**WORK REQUIRED:** Bring together copies of the lines in the data below that contain the word "vcxproj".

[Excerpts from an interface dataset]
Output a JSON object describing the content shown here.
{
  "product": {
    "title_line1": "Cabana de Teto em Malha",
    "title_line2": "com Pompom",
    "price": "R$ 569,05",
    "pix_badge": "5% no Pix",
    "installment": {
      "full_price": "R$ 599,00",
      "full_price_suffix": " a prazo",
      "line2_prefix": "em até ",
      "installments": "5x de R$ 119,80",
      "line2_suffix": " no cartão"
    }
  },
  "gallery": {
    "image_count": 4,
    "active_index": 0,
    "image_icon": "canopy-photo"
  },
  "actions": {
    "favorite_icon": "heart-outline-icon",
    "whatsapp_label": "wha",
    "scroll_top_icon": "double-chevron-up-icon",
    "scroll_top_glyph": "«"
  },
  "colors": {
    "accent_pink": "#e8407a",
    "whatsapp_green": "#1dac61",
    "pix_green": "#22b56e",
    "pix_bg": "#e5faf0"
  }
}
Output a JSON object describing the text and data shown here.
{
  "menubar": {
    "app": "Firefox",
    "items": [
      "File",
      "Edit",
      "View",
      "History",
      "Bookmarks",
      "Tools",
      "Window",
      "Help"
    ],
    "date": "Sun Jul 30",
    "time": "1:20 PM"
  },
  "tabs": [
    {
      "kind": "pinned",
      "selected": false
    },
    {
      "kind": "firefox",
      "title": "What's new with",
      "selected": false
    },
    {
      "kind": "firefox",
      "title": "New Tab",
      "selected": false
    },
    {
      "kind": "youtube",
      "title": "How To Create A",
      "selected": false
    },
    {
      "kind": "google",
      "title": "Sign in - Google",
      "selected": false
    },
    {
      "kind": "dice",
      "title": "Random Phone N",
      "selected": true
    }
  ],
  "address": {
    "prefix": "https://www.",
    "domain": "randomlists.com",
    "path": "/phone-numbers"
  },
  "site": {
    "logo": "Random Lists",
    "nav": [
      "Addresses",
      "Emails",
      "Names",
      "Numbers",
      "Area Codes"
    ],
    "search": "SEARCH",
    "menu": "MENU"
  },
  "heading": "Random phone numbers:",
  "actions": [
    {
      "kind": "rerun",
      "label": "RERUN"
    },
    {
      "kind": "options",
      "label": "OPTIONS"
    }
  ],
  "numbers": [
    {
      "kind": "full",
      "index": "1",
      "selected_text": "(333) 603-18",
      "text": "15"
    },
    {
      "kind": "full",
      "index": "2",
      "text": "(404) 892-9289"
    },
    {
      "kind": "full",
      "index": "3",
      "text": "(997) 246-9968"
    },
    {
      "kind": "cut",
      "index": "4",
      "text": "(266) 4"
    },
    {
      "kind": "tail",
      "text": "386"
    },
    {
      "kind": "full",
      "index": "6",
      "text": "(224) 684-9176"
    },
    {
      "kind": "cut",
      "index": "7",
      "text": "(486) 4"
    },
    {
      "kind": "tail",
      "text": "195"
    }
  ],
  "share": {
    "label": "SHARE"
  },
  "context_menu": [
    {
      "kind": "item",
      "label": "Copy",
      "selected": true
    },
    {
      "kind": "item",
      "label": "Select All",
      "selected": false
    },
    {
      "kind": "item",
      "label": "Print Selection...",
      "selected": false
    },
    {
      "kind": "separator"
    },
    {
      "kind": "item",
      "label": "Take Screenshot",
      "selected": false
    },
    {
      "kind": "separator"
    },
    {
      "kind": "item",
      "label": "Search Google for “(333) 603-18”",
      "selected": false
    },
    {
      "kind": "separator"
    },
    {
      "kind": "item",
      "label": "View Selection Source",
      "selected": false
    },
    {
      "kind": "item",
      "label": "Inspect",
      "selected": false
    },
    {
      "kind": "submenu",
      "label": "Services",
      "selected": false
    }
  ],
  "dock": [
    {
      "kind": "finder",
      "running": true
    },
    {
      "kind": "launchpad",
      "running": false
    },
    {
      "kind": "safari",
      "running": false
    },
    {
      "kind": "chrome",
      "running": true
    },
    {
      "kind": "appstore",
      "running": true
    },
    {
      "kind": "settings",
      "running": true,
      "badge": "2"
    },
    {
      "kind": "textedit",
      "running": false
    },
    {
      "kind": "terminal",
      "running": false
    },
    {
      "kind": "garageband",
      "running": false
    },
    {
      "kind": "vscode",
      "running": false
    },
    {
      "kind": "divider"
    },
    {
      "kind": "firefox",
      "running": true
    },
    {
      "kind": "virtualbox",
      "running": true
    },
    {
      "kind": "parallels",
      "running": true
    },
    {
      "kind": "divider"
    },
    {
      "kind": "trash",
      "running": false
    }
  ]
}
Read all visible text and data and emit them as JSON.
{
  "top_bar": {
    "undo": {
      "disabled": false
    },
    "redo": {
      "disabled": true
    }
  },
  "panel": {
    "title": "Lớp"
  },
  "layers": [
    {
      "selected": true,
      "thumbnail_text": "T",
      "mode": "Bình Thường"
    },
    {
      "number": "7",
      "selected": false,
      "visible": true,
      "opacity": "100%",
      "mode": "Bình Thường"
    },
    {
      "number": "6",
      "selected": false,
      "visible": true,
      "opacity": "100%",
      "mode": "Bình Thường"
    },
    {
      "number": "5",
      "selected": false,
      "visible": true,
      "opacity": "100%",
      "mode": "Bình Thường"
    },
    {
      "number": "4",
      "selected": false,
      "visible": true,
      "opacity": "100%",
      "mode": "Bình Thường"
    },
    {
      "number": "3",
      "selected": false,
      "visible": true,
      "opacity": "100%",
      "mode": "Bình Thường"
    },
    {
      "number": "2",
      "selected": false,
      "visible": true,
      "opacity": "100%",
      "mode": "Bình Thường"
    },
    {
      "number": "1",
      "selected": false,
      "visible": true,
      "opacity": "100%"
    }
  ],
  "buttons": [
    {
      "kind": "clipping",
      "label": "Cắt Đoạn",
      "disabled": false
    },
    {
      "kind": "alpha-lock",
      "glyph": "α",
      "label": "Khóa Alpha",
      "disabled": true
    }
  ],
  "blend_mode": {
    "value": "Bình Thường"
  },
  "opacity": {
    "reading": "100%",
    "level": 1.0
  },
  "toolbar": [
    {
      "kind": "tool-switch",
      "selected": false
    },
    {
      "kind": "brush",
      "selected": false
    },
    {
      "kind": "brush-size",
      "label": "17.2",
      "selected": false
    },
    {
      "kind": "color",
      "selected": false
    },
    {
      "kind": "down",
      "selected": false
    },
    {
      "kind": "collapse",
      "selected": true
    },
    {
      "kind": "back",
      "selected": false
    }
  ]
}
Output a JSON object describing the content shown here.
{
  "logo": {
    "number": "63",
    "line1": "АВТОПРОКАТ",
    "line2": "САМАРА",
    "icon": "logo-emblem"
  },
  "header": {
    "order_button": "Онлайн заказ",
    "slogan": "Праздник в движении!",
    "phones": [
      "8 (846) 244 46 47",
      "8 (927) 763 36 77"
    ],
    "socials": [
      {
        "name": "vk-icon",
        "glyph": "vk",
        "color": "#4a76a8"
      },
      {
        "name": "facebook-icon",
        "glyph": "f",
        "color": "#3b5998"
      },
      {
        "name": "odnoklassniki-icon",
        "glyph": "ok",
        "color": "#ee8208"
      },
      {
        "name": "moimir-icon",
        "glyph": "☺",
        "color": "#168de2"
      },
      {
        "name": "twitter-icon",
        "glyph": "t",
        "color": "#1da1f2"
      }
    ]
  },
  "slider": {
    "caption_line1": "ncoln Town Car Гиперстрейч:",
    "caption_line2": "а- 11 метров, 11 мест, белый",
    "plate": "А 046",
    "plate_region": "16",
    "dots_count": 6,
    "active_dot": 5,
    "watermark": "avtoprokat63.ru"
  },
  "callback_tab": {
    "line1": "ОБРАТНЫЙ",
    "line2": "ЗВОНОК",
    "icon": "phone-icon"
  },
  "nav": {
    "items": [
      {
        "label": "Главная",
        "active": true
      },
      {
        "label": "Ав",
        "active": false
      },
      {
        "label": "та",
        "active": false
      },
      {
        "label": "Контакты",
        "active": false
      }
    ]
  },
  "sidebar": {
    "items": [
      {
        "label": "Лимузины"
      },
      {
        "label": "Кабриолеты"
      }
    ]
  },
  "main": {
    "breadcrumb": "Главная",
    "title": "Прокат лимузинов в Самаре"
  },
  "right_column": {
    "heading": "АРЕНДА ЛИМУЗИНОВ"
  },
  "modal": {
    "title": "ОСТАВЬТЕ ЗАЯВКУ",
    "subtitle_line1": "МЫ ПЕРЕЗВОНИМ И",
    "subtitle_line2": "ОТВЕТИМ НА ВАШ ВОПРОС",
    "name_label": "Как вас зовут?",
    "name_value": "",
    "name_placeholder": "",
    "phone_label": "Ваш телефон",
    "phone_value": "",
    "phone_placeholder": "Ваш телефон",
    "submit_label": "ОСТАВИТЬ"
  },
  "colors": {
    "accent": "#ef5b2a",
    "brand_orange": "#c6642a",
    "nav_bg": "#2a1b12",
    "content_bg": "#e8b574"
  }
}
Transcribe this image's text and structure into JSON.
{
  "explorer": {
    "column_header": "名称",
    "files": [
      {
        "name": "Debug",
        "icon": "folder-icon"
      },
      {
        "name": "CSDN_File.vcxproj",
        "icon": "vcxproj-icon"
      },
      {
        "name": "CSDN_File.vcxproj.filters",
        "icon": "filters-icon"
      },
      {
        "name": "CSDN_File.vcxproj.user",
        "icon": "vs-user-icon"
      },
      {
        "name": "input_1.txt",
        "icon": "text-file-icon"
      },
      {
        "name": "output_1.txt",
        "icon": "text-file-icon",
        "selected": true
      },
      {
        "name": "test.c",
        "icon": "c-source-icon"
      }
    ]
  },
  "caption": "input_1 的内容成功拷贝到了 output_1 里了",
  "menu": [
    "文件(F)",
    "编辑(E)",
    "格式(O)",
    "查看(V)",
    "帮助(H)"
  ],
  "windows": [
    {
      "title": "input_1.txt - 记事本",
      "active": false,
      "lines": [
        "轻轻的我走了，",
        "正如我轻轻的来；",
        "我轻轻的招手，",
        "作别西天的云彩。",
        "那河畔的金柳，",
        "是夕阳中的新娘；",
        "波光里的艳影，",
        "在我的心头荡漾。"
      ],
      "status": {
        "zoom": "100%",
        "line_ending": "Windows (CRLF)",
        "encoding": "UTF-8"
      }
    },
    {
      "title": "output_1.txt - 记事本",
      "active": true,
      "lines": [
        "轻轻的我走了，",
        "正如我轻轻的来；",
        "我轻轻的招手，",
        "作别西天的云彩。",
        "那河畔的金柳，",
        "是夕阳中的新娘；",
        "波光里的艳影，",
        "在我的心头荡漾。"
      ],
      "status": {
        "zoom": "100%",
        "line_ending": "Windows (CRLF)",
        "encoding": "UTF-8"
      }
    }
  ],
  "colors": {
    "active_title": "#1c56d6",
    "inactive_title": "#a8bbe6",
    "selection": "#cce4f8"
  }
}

**TASK SOLUTION:**
        "name": "CSDN_File.vcxproj",
        "icon": "vcxproj-icon"
        "name": "CSDN_File.vcxproj.filters",
        "name": "CSDN_File.vcxproj.user",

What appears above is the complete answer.